═════ Data records ═════

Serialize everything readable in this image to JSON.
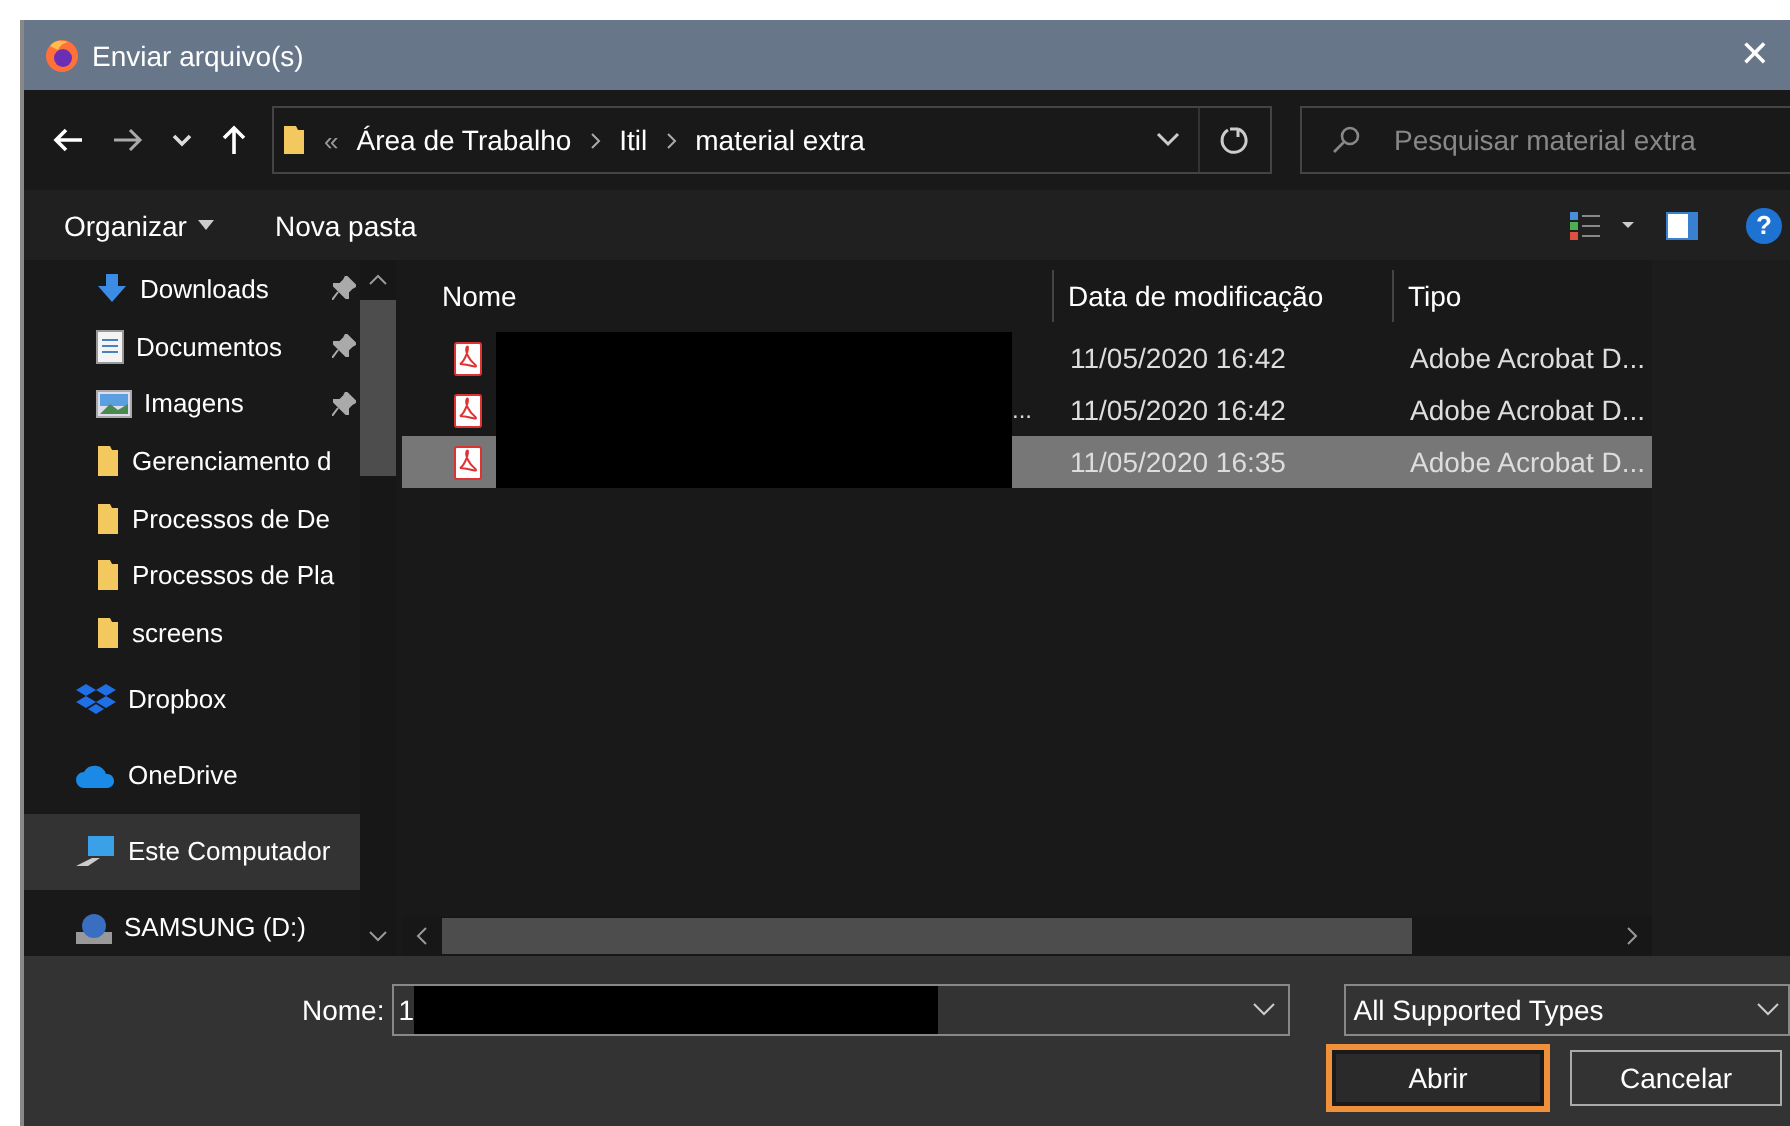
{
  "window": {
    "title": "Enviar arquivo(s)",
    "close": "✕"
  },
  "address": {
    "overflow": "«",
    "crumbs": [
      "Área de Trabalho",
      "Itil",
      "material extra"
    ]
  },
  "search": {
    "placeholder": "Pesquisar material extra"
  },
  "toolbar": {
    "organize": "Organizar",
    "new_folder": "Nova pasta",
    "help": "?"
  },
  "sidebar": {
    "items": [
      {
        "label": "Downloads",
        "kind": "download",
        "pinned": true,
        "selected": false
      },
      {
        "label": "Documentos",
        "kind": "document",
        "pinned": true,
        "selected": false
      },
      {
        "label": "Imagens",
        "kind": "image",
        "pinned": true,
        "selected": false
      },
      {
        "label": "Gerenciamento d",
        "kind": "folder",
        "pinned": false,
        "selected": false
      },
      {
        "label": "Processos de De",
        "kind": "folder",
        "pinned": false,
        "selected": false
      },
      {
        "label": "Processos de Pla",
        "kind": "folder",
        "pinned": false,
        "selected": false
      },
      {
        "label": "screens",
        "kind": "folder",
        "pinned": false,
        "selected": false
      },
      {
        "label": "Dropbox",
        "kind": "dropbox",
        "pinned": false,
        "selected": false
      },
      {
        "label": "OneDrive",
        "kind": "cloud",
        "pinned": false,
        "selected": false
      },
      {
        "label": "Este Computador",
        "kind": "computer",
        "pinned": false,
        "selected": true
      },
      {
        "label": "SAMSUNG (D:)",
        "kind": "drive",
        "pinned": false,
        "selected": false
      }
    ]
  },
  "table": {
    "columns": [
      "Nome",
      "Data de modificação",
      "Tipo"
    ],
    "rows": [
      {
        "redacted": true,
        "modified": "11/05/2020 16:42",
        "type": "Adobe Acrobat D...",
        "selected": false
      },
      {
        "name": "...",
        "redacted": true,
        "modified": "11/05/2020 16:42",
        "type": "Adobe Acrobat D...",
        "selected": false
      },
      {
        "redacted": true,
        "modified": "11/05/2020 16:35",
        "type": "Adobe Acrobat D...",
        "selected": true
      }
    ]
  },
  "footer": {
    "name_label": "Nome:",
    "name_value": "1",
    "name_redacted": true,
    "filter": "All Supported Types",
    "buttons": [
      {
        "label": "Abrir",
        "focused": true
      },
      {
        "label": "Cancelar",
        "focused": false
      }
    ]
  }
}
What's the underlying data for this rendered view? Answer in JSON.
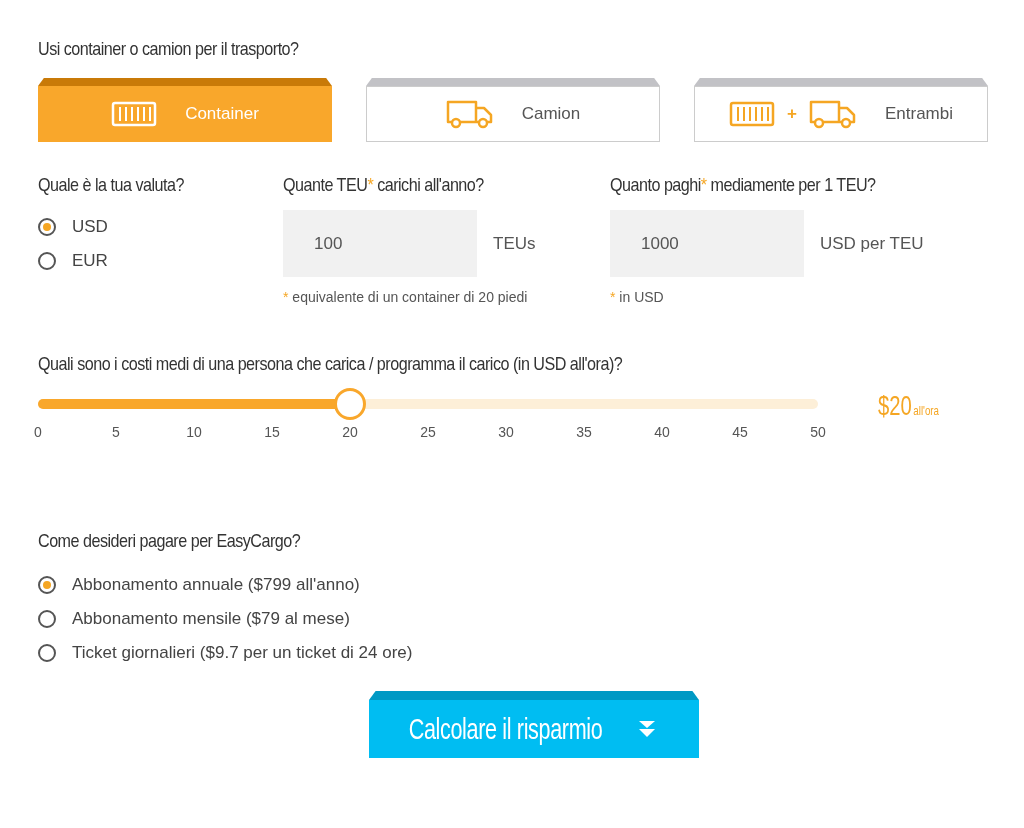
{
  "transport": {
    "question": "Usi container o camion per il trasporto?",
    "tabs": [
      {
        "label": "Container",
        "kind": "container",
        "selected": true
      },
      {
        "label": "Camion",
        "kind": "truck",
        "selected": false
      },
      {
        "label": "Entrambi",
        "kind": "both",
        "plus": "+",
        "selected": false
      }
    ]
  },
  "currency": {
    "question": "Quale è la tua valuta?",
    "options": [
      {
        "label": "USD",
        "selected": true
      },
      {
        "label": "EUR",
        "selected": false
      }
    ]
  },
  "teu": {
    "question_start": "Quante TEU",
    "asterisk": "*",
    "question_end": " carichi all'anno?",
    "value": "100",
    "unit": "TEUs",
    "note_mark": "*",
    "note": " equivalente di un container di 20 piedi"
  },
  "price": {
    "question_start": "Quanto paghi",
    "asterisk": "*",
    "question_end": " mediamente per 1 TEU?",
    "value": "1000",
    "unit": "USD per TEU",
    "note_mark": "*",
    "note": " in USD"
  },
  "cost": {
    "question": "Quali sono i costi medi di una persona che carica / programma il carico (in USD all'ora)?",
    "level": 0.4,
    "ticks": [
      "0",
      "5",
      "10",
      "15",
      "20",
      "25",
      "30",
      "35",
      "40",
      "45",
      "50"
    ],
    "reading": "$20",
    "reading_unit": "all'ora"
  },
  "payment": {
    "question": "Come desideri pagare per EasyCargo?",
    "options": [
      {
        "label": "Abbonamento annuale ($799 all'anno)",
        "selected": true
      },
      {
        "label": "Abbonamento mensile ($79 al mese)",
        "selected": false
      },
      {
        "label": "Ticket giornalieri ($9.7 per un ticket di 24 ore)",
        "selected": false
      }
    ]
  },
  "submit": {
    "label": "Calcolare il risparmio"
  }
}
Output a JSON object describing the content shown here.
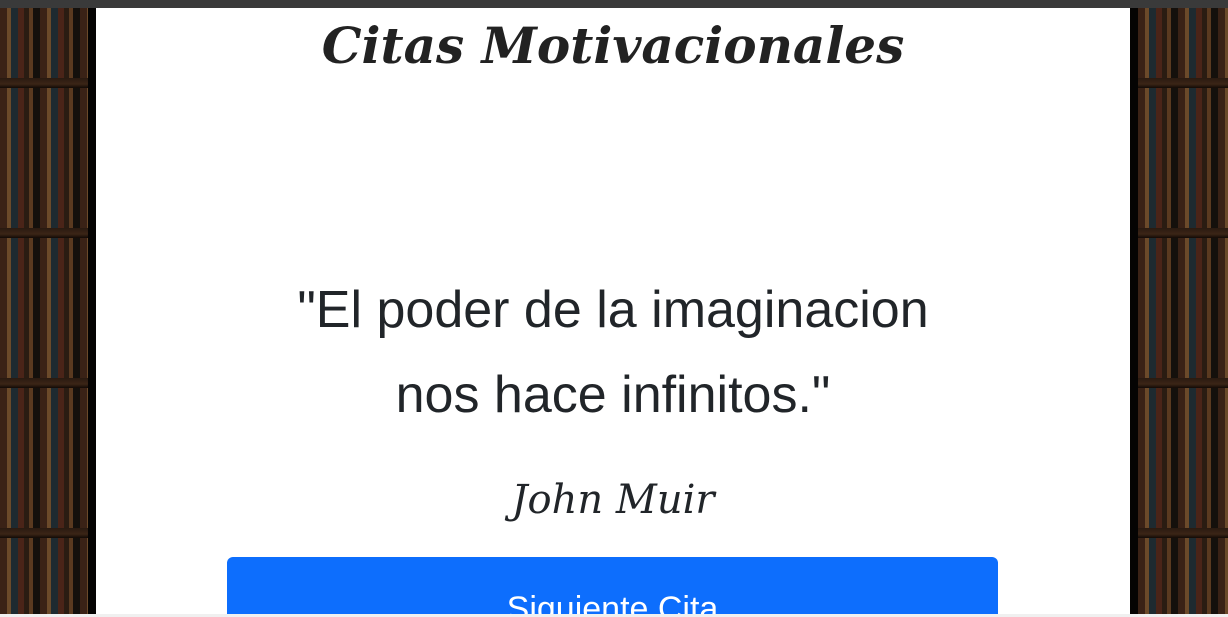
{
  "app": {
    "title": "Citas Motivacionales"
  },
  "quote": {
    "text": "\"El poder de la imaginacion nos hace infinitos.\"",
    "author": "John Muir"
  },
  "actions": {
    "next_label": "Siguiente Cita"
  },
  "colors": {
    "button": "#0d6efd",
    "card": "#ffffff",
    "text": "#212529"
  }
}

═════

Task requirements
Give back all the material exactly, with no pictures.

Output below
Serialize everything readable in this image to JSON.
{
  "window": {
    "title": "Enviar arquivo(s)",
    "close": "✕"
  },
  "address": {
    "overflow": "«",
    "crumbs": [
      "Área de Trabalho",
      "Itil",
      "material extra"
    ]
  },
  "search": {
    "placeholder": "Pesquisar material extra"
  },
  "toolbar": {
    "organize": "Organizar",
    "new_folder": "Nova pasta",
    "help": "?"
  },
  "sidebar": {
    "items": [
      {
        "label": "Downloads",
        "kind": "download",
        "pinned": true,
        "selected": false
      },
      {
        "label": "Documentos",
        "kind": "document",
        "pinned": true,
        "selected": false
      },
      {
        "label": "Imagens",
        "kind": "image",
        "pinned": true,
        "selected": false
      },
      {
        "label": "Gerenciamento d",
        "kind": "folder",
        "pinned": false,
        "selected": false
      },
      {
        "label": "Processos de De",
        "kind": "folder",
        "pinned": false,
        "selected": false
      },
      {
        "label": "Processos de Pla",
        "kind": "folder",
        "pinned": false,
        "selected": false
      },
      {
        "label": "screens",
        "kind": "folder",
        "pinned": false,
        "selected": false
      },
      {
        "label": "Dropbox",
        "kind": "dropbox",
        "pinned": false,
        "selected": false
      },
      {
        "label": "OneDrive",
        "kind": "cloud",
        "pinned": false,
        "selected": false
      },
      {
        "label": "Este Computador",
        "kind": "computer",
        "pinned": false,
        "selected": true
      },
      {
        "label": "SAMSUNG (D:)",
        "kind": "drive",
        "pinned": false,
        "selected": false
      }
    ]
  },
  "table": {
    "columns": [
      "Nome",
      "Data de modificação",
      "Tipo"
    ],
    "rows": [
      {
        "redacted": true,
        "modified": "11/05/2020 16:42",
        "type": "Adobe Acrobat D...",
        "selected": false
      },
      {
        "name": "...",
        "redacted": true,
        "modified": "11/05/2020 16:42",
        "type": "Adobe Acrobat D...",
        "selected": false
      },
      {
        "redacted": true,
        "modified": "11/05/2020 16:35",
        "type": "Adobe Acrobat D...",
        "selected": true
      }
    ]
  },
  "footer": {
    "name_label": "Nome:",
    "name_value": "1",
    "name_redacted": true,
    "filter": "All Supported Types",
    "buttons": [
      {
        "label": "Abrir",
        "focused": true
      },
      {
        "label": "Cancelar",
        "focused": false
      }
    ]
  }
}
What's the underlying data for this rendered view? Answer in JSON.
{
  "transport": {
    "question": "Usi container o camion per il trasporto?",
    "tabs": [
      {
        "label": "Container",
        "kind": "container",
        "selected": true
      },
      {
        "label": "Camion",
        "kind": "truck",
        "selected": false
      },
      {
        "label": "Entrambi",
        "kind": "both",
        "plus": "+",
        "selected": false
      }
    ]
  },
  "currency": {
    "question": "Quale è la tua valuta?",
    "options": [
      {
        "label": "USD",
        "selected": true
      },
      {
        "label": "EUR",
        "selected": false
      }
    ]
  },
  "teu": {
    "question_start": "Quante TEU",
    "asterisk": "*",
    "question_end": " carichi all'anno?",
    "value": "100",
    "unit": "TEUs",
    "note_mark": "*",
    "note": " equivalente di un container di 20 piedi"
  },
  "price": {
    "question_start": "Quanto paghi",
    "asterisk": "*",
    "question_end": " mediamente per 1 TEU?",
    "value": "1000",
    "unit": "USD per TEU",
    "note_mark": "*",
    "note": " in USD"
  },
  "cost": {
    "question": "Quali sono i costi medi di una persona che carica / programma il carico (in USD all'ora)?",
    "level": 0.4,
    "ticks": [
      "0",
      "5",
      "10",
      "15",
      "20",
      "25",
      "30",
      "35",
      "40",
      "45",
      "50"
    ],
    "reading": "$20",
    "reading_unit": "all'ora"
  },
  "payment": {
    "question": "Come desideri pagare per EasyCargo?",
    "options": [
      {
        "label": "Abbonamento annuale ($799 all'anno)",
        "selected": true
      },
      {
        "label": "Abbonamento mensile ($79 al mese)",
        "selected": false
      },
      {
        "label": "Ticket giornalieri ($9.7 per un ticket di 24 ore)",
        "selected": false
      }
    ]
  },
  "submit": {
    "label": "Calcolare il risparmio"
  }
}
Output a JSON object describing the content shown here.
{
  "app": {
    "title": "Citas Motivacionales"
  },
  "quote": {
    "text": "\"El poder de la imaginacion nos hace infinitos.\"",
    "author": "John Muir"
  },
  "actions": {
    "next_label": "Siguiente Cita"
  },
  "colors": {
    "button": "#0d6efd",
    "card": "#ffffff",
    "text": "#212529"
  }
}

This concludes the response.